| WHAT YOU SHOULD DO |
Set down every record below exactly as written.

| RECORDS SHOWN |
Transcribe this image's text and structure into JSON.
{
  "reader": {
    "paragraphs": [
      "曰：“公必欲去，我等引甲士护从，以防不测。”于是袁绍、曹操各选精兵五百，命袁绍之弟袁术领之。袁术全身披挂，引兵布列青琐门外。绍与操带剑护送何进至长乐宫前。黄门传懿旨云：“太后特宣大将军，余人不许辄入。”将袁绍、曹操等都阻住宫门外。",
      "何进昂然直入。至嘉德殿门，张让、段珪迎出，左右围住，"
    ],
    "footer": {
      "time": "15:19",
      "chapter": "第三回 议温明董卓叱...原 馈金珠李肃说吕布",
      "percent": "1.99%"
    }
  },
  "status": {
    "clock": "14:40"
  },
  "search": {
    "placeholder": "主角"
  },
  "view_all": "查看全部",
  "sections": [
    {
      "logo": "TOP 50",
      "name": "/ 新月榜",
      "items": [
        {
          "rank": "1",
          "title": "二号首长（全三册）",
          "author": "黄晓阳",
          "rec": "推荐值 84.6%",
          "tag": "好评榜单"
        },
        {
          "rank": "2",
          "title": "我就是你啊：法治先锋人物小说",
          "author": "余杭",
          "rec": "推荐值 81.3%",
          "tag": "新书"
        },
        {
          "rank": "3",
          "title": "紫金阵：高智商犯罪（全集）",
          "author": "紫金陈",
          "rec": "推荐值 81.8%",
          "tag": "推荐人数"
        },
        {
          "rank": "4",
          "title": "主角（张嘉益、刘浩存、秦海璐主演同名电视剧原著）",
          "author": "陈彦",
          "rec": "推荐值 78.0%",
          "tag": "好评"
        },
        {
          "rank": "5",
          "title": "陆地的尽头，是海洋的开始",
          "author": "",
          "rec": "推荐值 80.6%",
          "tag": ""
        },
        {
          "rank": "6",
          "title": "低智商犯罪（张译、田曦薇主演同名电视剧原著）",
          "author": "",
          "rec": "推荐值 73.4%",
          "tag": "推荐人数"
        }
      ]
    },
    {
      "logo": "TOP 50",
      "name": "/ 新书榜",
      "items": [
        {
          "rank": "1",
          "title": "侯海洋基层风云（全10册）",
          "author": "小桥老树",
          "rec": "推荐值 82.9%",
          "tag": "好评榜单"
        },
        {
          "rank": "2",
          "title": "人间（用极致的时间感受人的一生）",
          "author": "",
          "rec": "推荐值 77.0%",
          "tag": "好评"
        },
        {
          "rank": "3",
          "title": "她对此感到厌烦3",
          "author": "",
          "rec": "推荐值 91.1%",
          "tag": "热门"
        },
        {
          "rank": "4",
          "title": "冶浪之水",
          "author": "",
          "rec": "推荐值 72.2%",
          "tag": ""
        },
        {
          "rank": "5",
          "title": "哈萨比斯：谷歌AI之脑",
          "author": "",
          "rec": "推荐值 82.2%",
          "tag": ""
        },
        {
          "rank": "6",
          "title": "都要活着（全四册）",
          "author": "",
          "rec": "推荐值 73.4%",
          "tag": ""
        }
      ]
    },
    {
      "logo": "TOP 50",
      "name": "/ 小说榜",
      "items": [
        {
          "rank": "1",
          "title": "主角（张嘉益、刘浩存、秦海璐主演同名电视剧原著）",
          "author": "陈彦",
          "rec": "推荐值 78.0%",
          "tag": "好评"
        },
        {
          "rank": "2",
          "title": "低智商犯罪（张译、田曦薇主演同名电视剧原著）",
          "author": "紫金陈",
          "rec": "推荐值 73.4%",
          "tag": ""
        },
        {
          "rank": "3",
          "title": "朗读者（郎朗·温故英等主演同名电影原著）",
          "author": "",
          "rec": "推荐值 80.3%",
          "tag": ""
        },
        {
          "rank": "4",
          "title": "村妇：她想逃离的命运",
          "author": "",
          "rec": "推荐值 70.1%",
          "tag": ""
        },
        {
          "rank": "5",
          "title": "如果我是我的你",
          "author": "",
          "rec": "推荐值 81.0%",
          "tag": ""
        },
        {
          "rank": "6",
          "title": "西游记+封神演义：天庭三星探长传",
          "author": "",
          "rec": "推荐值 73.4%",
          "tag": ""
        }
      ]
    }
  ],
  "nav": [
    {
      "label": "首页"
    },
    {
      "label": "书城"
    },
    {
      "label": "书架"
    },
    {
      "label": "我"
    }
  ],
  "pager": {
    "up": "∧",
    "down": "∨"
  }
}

| WRITTEN ANSWER |
Transcribe this image's text and structure into JSON.
{
  "reader": {
    "paragraphs": [
      "曰：“公必欲去，我等引甲士护从，以防不测。”于是袁绍、曹操各选精兵五百，命袁绍之弟袁术领之。袁术全身披挂，引兵布列青琐门外。绍与操带剑护送何进至长乐宫前。黄门传懿旨云：“太后特宣大将军，余人不许辄入。”将袁绍、曹操等都阻住宫门外。",
      "何进昂然直入。至嘉德殿门，张让、段珪迎出，左右围住，"
    ],
    "footer": {
      "time": "15:19",
      "chapter": "第三回 议温明董卓叱...原 馈金珠李肃说吕布",
      "percent": "1.99%"
    }
  },
  "status": {
    "clock": "14:40"
  },
  "search": {
    "placeholder": "主角"
  },
  "view_all": "查看全部",
  "sections": [
    {
      "logo": "TOP 50",
      "name": "/ 新月榜",
      "items": [
        {
          "rank": "1",
          "title": "二号首长（全三册）",
          "author": "黄晓阳",
          "rec": "推荐值 84.6%",
          "tag": "好评榜单"
        },
        {
          "rank": "2",
          "title": "我就是你啊：法治先锋人物小说",
          "author": "余杭",
          "rec": "推荐值 81.3%",
          "tag": "新书"
        },
        {
          "rank": "3",
          "title": "紫金阵：高智商犯罪（全集）",
          "author": "紫金陈",
          "rec": "推荐值 81.8%",
          "tag": "推荐人数"
        },
        {
          "rank": "4",
          "title": "主角（张嘉益、刘浩存、秦海璐主演同名电视剧原著）",
          "author": "陈彦",
          "rec": "推荐值 78.0%",
          "tag": "好评"
        },
        {
          "rank": "5",
          "title": "陆地的尽头，是海洋的开始",
          "author": "",
          "rec": "推荐值 80.6%",
          "tag": ""
        },
        {
          "rank": "6",
          "title": "低智商犯罪（张译、田曦薇主演同名电视剧原著）",
          "author": "",
          "rec": "推荐值 73.4%",
          "tag": "推荐人数"
        }
      ]
    },
    {
      "logo": "TOP 50",
      "name": "/ 新书榜",
      "items": [
        {
          "rank": "1",
          "title": "侯海洋基层风云（全10册）",
          "author": "小桥老树",
          "rec": "推荐值 82.9%",
          "tag": "好评榜单"
        },
        {
          "rank": "2",
          "title": "人间（用极致的时间感受人的一生）",
          "author": "",
          "rec": "推荐值 77.0%",
          "tag": "好评"
        },
        {
          "rank": "3",
          "title": "她对此感到厌烦3",
          "author": "",
          "rec": "推荐值 91.1%",
          "tag": "热门"
        },
        {
          "rank": "4",
          "title": "冶浪之水",
          "author": "",
          "rec": "推荐值 72.2%",
          "tag": ""
        },
        {
          "rank": "5",
          "title": "哈萨比斯：谷歌AI之脑",
          "author": "",
          "rec": "推荐值 82.2%",
          "tag": ""
        },
        {
          "rank": "6",
          "title": "都要活着（全四册）",
          "author": "",
          "rec": "推荐值 73.4%",
          "tag": ""
        }
      ]
    },
    {
      "logo": "TOP 50",
      "name": "/ 小说榜",
      "items": [
        {
          "rank": "1",
          "title": "主角（张嘉益、刘浩存、秦海璐主演同名电视剧原著）",
          "author": "陈彦",
          "rec": "推荐值 78.0%",
          "tag": "好评"
        },
        {
          "rank": "2",
          "title": "低智商犯罪（张译、田曦薇主演同名电视剧原著）",
          "author": "紫金陈",
          "rec": "推荐值 73.4%",
          "tag": ""
        },
        {
          "rank": "3",
          "title": "朗读者（郎朗·温故英等主演同名电影原著）",
          "author": "",
          "rec": "推荐值 80.3%",
          "tag": ""
        },
        {
          "rank": "4",
          "title": "村妇：她想逃离的命运",
          "author": "",
          "rec": "推荐值 70.1%",
          "tag": ""
        },
        {
          "rank": "5",
          "title": "如果我是我的你",
          "author": "",
          "rec": "推荐值 81.0%",
          "tag": ""
        },
        {
          "rank": "6",
          "title": "西游记+封神演义：天庭三星探长传",
          "author": "",
          "rec": "推荐值 73.4%",
          "tag": ""
        }
      ]
    }
  ],
  "nav": [
    {
      "label": "首页"
    },
    {
      "label": "书城"
    },
    {
      "label": "书架"
    },
    {
      "label": "我"
    }
  ],
  "pager": {
    "up": "∧",
    "down": "∨"
  }
}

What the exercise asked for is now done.